Website and app data records:

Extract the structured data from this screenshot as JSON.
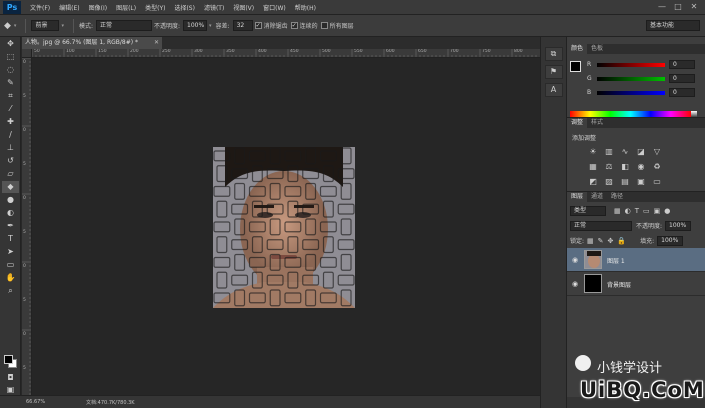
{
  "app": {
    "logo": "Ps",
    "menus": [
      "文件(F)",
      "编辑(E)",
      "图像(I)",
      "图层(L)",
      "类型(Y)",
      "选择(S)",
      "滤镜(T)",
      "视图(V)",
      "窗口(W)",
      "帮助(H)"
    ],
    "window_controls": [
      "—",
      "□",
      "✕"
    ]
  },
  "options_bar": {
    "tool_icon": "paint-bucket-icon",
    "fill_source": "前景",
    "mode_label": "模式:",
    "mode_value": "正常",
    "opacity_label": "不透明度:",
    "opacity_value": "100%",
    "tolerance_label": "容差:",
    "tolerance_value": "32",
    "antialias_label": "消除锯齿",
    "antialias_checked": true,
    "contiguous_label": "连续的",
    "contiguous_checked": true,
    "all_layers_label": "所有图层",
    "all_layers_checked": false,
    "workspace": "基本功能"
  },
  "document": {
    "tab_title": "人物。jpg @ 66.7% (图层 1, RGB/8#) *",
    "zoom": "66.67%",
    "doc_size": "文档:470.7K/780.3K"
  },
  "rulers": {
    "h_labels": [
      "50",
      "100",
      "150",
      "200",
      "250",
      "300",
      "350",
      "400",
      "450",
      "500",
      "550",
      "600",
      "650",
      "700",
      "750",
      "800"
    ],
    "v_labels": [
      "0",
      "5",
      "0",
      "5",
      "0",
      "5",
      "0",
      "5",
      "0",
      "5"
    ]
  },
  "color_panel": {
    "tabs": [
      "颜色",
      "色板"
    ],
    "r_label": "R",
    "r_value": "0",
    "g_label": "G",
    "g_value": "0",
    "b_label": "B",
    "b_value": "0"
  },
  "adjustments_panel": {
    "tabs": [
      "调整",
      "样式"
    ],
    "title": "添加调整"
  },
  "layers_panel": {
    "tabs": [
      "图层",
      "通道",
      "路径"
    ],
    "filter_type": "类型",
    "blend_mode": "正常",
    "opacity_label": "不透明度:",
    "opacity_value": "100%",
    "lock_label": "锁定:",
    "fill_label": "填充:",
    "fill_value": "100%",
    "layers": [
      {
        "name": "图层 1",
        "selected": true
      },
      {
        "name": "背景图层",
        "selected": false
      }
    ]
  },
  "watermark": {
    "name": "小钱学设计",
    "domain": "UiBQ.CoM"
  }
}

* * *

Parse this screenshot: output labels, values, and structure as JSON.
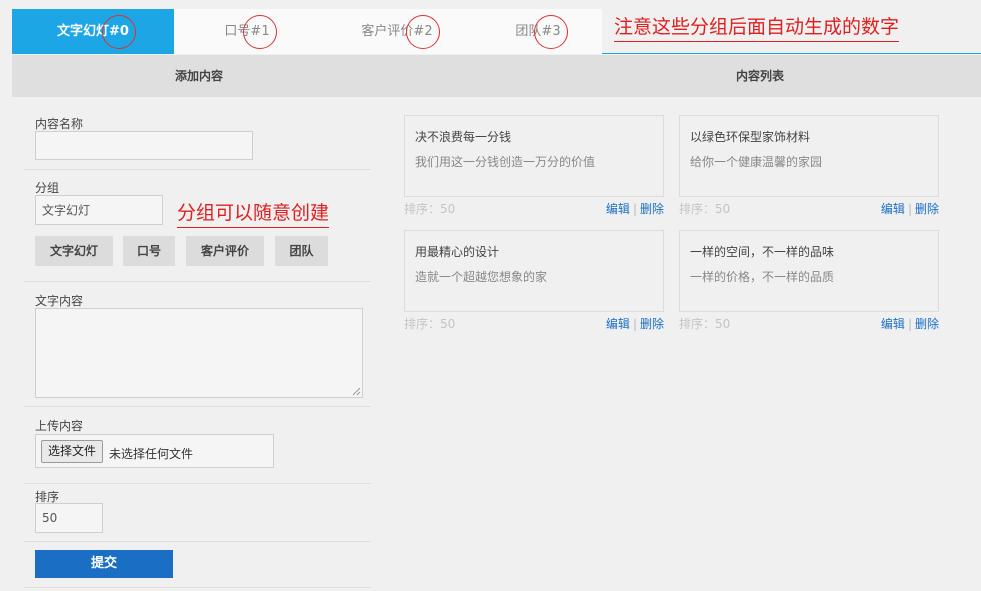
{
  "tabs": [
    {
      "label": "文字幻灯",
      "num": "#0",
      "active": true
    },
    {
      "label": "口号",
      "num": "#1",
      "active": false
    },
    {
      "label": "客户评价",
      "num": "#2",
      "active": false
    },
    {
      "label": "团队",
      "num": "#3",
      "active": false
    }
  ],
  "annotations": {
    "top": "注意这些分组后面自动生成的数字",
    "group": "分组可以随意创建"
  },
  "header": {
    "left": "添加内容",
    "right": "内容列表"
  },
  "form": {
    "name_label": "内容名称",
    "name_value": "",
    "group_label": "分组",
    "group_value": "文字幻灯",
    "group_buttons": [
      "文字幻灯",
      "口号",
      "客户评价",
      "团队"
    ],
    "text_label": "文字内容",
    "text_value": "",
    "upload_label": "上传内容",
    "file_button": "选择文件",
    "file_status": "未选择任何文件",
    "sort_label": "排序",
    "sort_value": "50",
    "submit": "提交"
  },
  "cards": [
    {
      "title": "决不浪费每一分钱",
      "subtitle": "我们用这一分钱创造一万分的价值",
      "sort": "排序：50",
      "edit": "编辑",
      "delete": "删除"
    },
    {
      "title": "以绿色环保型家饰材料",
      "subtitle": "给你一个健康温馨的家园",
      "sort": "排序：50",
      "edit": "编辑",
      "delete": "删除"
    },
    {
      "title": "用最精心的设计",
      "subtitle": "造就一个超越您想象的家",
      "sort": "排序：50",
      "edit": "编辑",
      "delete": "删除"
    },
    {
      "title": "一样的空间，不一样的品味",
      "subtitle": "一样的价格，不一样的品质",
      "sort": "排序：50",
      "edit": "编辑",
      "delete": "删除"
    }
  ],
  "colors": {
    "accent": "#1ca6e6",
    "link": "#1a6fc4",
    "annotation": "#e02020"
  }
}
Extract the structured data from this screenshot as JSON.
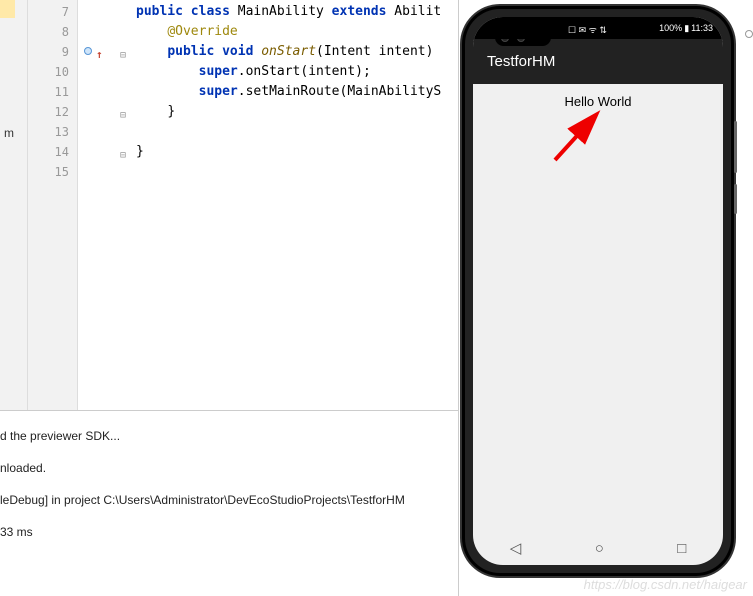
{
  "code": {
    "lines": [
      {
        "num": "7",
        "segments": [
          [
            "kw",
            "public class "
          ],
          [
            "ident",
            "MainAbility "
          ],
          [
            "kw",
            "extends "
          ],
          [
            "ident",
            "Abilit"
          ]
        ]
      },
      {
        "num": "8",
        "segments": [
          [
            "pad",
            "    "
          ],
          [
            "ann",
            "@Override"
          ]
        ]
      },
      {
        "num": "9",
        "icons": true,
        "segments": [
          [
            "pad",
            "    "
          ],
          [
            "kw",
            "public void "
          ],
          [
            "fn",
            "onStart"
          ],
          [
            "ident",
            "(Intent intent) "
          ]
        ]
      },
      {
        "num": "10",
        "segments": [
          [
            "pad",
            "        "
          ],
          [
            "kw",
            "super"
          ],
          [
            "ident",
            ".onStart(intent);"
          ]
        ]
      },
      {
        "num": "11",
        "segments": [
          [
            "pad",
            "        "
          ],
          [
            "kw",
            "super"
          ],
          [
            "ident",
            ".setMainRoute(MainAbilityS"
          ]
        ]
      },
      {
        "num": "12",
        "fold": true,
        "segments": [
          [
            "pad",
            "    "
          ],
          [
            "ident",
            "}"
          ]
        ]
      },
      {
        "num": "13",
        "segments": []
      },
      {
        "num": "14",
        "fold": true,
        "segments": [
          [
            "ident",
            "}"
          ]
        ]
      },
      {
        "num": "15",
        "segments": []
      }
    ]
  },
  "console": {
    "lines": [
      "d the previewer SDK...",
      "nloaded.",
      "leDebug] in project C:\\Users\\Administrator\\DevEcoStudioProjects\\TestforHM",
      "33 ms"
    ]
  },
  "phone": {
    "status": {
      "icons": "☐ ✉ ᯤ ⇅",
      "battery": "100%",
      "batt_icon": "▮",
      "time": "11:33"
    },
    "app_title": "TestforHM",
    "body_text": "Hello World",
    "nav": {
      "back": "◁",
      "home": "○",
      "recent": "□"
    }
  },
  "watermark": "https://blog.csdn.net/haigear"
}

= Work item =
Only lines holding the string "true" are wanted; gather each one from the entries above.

= Answer to this exercise =
    "antialias_checked": true,
    "contiguous_checked": true,
        "selected": true
      "active": true
        "icons": true,
        "fold": true,
        "fold": true,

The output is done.